Exercise data:
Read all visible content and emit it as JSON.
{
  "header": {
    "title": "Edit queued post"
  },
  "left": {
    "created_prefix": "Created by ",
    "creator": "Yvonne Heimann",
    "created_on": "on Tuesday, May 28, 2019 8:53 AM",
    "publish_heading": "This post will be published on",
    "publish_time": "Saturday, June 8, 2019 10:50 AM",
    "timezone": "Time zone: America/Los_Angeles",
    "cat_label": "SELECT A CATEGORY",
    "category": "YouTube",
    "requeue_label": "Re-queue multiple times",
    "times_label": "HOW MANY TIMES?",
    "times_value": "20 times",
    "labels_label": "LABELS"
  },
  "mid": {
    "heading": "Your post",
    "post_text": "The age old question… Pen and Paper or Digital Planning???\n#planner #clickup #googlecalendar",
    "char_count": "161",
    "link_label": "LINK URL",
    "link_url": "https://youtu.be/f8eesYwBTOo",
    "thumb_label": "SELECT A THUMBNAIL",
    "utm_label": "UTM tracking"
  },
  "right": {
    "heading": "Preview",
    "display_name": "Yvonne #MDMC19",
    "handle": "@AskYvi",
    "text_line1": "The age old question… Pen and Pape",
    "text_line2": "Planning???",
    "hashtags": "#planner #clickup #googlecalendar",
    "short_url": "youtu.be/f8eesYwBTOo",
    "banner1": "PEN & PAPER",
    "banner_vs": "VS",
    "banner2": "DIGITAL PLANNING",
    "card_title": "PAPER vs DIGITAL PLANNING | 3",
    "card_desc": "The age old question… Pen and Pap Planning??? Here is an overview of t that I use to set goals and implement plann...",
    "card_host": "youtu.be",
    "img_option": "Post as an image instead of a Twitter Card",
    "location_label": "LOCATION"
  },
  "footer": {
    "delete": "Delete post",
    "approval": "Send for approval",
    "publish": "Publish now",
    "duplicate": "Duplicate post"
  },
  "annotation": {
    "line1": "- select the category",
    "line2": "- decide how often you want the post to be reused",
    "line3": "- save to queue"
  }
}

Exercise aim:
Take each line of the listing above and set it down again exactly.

Exercise solution:
Read all visible content and emit it as JSON.
{
  "header": {
    "title": "Edit queued post"
  },
  "left": {
    "created_prefix": "Created by ",
    "creator": "Yvonne Heimann",
    "created_on": "on Tuesday, May 28, 2019 8:53 AM",
    "publish_heading": "This post will be published on",
    "publish_time": "Saturday, June 8, 2019 10:50 AM",
    "timezone": "Time zone: America/Los_Angeles",
    "cat_label": "SELECT A CATEGORY",
    "category": "YouTube",
    "requeue_label": "Re-queue multiple times",
    "times_label": "HOW MANY TIMES?",
    "times_value": "20 times",
    "labels_label": "LABELS"
  },
  "mid": {
    "heading": "Your post",
    "post_text": "The age old question… Pen and Paper or Digital Planning???\n#planner #clickup #googlecalendar",
    "char_count": "161",
    "link_label": "LINK URL",
    "link_url": "https://youtu.be/f8eesYwBTOo",
    "thumb_label": "SELECT A THUMBNAIL",
    "utm_label": "UTM tracking"
  },
  "right": {
    "heading": "Preview",
    "display_name": "Yvonne #MDMC19",
    "handle": "@AskYvi",
    "text_line1": "The age old question… Pen and Pape",
    "text_line2": "Planning???",
    "hashtags": "#planner #clickup #googlecalendar",
    "short_url": "youtu.be/f8eesYwBTOo",
    "banner1": "PEN & PAPER",
    "banner_vs": "VS",
    "banner2": "DIGITAL PLANNING",
    "card_title": "PAPER vs DIGITAL PLANNING | 3",
    "card_desc": "The age old question… Pen and Pap Planning??? Here is an overview of t that I use to set goals and implement plann...",
    "card_host": "youtu.be",
    "img_option": "Post as an image instead of a Twitter Card",
    "location_label": "LOCATION"
  },
  "footer": {
    "delete": "Delete post",
    "approval": "Send for approval",
    "publish": "Publish now",
    "duplicate": "Duplicate post"
  },
  "annotation": {
    "line1": "- select the category",
    "line2": "- decide how often you want the post to be reused",
    "line3": "- save to queue"
  }
}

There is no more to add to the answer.